What a school--many ESOL students, a library that is run by one of my best friends from high school, a beautiful day...it made for a good experience all around. The plan for the day was stories from around the world, a fitting choice since the children at this school come from a variety of backgrounds.
Here Raccoon works his magic on a large group of K-1 students. He can always be depended on to do a good job. He's so good, in fact, that I have a body double for him! Just in case something should happen to him, you know.
A lively bunch of volunteers works with me on another stand-by story: Uwungalema. What is it about those clip-on tails that kids love so much?
Later the librarian told me that these students were in the ESOL class. They did a fantastic job. Their teachers should be proud.
A dragon with attitude! The dragon helped tell the story about the man who loved dragons (from China).
Anansi is in trouble again in the story of Anansi Steals Wisdom. The thumb piano, or mbira, is used in the story to illustrate his climb up--and fall back down--the tree, and for some other sound effects. I have had this instrument for 10 years, and it's been dropped, played with and lugged around in suitcases regularly It's made from a gourd on the bottom, wood top with soundholes, and metal pegs that make the sounds when plucked with you thumb. This one has a lovely sound.
And below, my #1 fan watches from the lunch table. The library staff prepared a delicious lunch for us, and I enjoyed being able to talk with them while we ate.
Storytelling works well with children whose English is limited because a teller can modify the story to include definitions of unfamiliar terms as part of the story ("Anansi put the wisdom in a calabash--a gourd like this one my thumb piano is made from--and tried to climb the tree."). Within the context of a story, the unfamiliar words can be understood. A teller can opt to replace difficult words with simpler ones, and often the teller's gestures, facial expressions, and movements can aid in understanding the vocabulary and the story's action.
I have found that even children classified as ADHD can be good story listeners. I believe it is because they are very good at creating the mental images of the story as they listen. They probably add a lot more detail than other children because they are so active mentally. So for the them the story experience can be very rich. Many times these children can tell the story back to you days, weeks or even months later.
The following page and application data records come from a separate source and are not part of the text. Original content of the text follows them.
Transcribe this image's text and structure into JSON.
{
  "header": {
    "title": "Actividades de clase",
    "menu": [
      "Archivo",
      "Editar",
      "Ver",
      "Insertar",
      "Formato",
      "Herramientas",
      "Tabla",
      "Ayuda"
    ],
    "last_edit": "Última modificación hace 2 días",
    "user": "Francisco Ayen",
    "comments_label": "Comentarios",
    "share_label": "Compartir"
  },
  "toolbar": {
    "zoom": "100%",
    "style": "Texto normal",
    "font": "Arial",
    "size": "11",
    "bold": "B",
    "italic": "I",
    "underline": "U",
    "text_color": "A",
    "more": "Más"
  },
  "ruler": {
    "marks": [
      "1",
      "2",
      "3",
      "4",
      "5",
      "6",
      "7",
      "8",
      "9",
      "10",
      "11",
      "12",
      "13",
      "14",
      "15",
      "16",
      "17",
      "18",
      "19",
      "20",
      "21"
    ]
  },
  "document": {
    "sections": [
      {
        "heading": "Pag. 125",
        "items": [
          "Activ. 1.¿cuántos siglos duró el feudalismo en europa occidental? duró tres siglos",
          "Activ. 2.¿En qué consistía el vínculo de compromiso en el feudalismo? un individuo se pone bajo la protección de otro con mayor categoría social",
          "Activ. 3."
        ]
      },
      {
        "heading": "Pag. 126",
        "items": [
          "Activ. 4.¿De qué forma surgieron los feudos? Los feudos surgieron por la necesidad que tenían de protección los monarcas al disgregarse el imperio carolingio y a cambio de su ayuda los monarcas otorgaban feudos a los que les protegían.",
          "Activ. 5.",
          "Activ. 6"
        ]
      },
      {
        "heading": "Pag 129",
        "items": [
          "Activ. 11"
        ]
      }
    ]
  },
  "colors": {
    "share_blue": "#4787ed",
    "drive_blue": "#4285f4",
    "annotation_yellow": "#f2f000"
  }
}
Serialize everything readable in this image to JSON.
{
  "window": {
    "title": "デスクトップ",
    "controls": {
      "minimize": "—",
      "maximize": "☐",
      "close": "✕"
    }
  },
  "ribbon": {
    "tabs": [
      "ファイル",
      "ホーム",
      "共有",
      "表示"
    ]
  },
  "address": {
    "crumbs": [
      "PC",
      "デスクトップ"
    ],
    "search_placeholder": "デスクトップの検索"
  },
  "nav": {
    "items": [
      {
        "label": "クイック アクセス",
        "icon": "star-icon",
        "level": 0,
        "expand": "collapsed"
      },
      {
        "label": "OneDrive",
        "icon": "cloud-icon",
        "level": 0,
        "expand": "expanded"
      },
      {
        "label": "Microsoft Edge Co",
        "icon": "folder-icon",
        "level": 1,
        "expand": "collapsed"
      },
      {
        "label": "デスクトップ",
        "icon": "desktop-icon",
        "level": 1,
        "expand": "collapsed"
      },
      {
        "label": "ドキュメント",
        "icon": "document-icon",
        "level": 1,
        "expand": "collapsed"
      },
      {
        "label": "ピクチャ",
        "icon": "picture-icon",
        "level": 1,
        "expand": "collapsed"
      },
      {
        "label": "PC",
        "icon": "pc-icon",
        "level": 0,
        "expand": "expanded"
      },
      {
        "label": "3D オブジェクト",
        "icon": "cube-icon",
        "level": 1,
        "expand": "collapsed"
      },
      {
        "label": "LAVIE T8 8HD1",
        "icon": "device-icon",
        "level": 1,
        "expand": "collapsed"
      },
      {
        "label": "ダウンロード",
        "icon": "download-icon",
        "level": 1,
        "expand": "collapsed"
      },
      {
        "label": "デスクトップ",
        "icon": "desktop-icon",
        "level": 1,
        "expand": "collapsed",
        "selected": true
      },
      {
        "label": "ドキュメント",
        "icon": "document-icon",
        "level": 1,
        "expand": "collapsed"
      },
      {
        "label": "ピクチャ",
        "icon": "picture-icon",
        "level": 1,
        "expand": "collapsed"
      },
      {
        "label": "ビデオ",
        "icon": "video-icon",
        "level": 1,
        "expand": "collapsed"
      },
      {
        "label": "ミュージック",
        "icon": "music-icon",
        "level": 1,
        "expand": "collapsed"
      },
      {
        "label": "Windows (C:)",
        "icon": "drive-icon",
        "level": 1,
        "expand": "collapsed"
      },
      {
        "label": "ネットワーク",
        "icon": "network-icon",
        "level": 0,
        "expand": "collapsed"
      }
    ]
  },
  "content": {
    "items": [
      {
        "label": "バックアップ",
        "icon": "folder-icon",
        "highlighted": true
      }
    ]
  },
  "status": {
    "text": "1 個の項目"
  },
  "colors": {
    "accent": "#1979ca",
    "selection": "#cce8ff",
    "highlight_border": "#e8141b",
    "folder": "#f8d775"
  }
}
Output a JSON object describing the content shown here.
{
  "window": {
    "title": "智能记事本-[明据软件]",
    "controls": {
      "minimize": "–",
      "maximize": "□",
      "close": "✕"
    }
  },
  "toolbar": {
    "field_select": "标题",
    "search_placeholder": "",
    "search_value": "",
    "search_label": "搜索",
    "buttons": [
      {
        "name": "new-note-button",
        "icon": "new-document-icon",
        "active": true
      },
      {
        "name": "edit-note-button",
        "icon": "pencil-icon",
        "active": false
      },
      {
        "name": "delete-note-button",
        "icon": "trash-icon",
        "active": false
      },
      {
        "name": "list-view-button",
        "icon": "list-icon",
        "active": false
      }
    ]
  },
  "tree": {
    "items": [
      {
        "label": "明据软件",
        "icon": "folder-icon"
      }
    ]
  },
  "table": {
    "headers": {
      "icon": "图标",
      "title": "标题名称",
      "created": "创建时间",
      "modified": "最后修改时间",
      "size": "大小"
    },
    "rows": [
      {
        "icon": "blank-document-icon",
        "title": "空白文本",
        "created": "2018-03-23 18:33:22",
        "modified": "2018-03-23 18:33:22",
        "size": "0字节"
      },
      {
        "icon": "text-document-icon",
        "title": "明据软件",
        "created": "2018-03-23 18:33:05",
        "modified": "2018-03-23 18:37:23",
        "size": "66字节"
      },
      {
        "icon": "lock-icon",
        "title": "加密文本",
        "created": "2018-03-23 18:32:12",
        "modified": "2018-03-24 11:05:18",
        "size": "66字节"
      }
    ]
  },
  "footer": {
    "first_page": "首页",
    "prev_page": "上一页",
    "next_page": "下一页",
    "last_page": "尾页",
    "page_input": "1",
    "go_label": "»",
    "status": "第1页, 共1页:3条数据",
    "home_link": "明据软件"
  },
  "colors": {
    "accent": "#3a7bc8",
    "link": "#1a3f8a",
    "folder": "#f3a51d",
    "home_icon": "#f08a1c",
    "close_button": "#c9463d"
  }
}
I wonder if ADHD children might be excellent aural learners, but need more physical activity to keep learning on track.
I was tired by the end of the day (5 presentations of 45 minutes each) but I cannot describe the "high" that comes from a day when the stories flow, the audience responds, and we all enter the magic land of storytelling together.